Sure did; that source claims the Pope as being the Antichrist.
Yep. Ad hominem …
So, the source is a person with feelings?
Has nothing to do with feelings. It has to do with attacking the source instead of the information presented. The source wasn’t me. The source was The Christian Cyclopedia, its authors and editors. You attacked the source.
The information was accurate. In short, presbyter ordination was a practice in the western Church prior to the Reformation era. The Evangelical Catholic (Lutheran) parishes employed it when the bishops refused to ordain priests for these parishes.
I still do not know how that is an “ad hominem” against you.
I didn’t say it was. It was against the source and its authors
Presbyter ordination. The precedent had been set by theVatican, by at least two popes, that presbyter ordination was a valid method of ordination, an exception to the norm of ordination by bishops, but valid nonetheless.
Therefore, Lutherans believe that their priests are validly ordained, even if done via presbyter ordination
But an ad hominem is directed at a person, not a source.
If I were to say, “@JonNC, you are not credible” - that would be an ad hominem.
And, for the sake of argument, let us say you’re right. Which Pope gave authority to Lutherans to use this “presbyter ordination”?
At least two popes allowed for presbyter ordination. Hence, one cannot say that ordinations not done by bishops are necessarily invalid, unless one is willing to argue that those popes were wrong.
Whether or not they gave permission to Lutherans is irrelevant. The pope doesn’t give permission to PNCC bishops to ordain, or EO bishops to ordain.
IOW, the pope only has jurisdiction over those churches and bishops in communion with him. And, Lutherans using presbyter ordination is not a novelty
Again, that has been deemed as “debated” and speculated; hence “Theologians aren’t agreed on this question” and “This is sometimes questions” and “[B]ut the genuineness of the concession is very doubtful”.
Absolutely not! You are arguing the use of the a supposed, non-agreed upon, questionable “presbyter ordination” that was granted by a Pope. Cannot anyone just claim valid ordination because of this “occurrence”, Lutheran or whatever new denomination?
This is a good and fair point. However, valid apostolic succession is what makes their ordinations valid. How does a Lutheran minister claim valid apostolic succession?
I have never heard of a Lutheran “priest”. How can a protestant pastor claim to be a priest when they do not sacrifice the living Body and Blood of Jesus Christ to the Father?
The evidence is rather clear.
Again, the evidence is historically clear.

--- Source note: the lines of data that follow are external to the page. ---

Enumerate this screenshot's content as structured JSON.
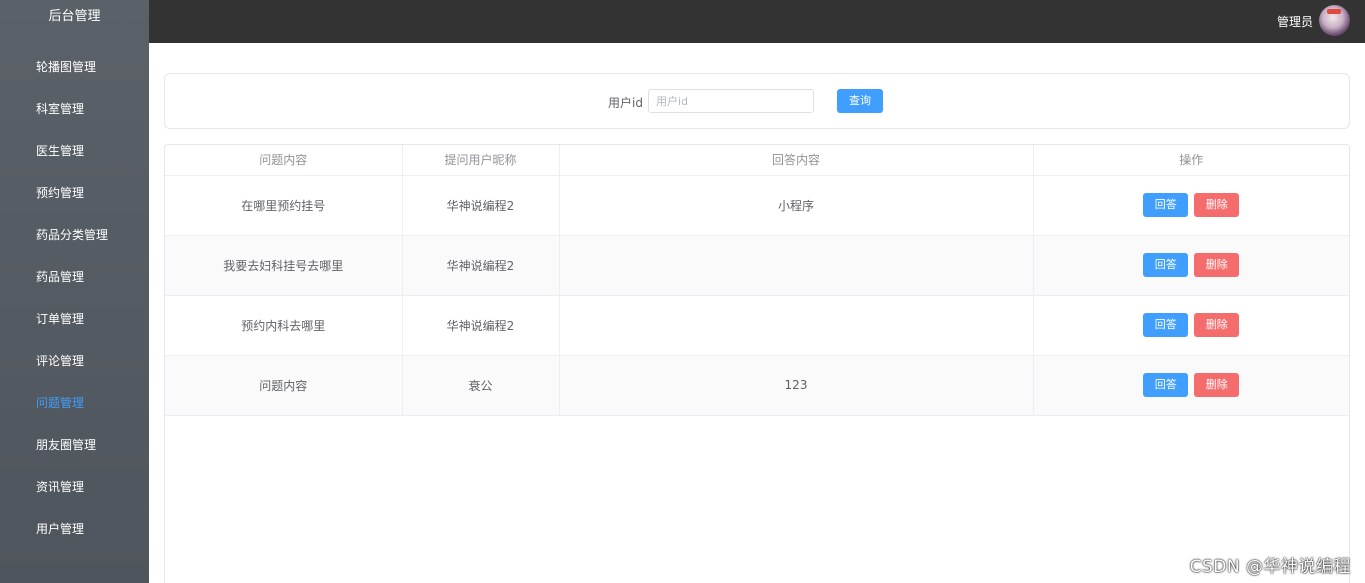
{
  "sidebar": {
    "title": "后台管理",
    "items": [
      {
        "label": "轮播图管理"
      },
      {
        "label": "科室管理"
      },
      {
        "label": "医生管理"
      },
      {
        "label": "预约管理"
      },
      {
        "label": "药品分类管理"
      },
      {
        "label": "药品管理"
      },
      {
        "label": "订单管理"
      },
      {
        "label": "评论管理"
      },
      {
        "label": "问题管理",
        "active": true
      },
      {
        "label": "朋友圈管理"
      },
      {
        "label": "资讯管理"
      },
      {
        "label": "用户管理"
      }
    ]
  },
  "header": {
    "admin_name": "管理员"
  },
  "search": {
    "label": "用户id",
    "placeholder": "用户id",
    "value": "",
    "button_label": "查询"
  },
  "table": {
    "columns": [
      "问题内容",
      "提问用户昵称",
      "回答内容",
      "操作"
    ],
    "rows": [
      {
        "question": "在哪里预约挂号",
        "nickname": "华神说编程2",
        "answer": "小程序",
        "answer_btn": "回答",
        "delete_btn": "删除"
      },
      {
        "question": "我要去妇科挂号去哪里",
        "nickname": "华神说编程2",
        "answer": "",
        "answer_btn": "回答",
        "delete_btn": "删除"
      },
      {
        "question": "预约内科去哪里",
        "nickname": "华神说编程2",
        "answer": "",
        "answer_btn": "回答",
        "delete_btn": "删除"
      },
      {
        "question": "问题内容",
        "nickname": "衰公",
        "answer": "123",
        "answer_btn": "回答",
        "delete_btn": "删除"
      }
    ]
  },
  "watermark": "CSDN @华神说编程",
  "colors": {
    "sidebar_bg": "#535960",
    "topbar_bg": "#333333",
    "accent": "#409eff",
    "danger": "#f56c6c"
  }
}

Some actually do. Others use the historic practice of presbyter ordination.
Then you haven’t played very close attention.
They celebrate the once for all sacrifice, through the verba and the power of the Holy Spirit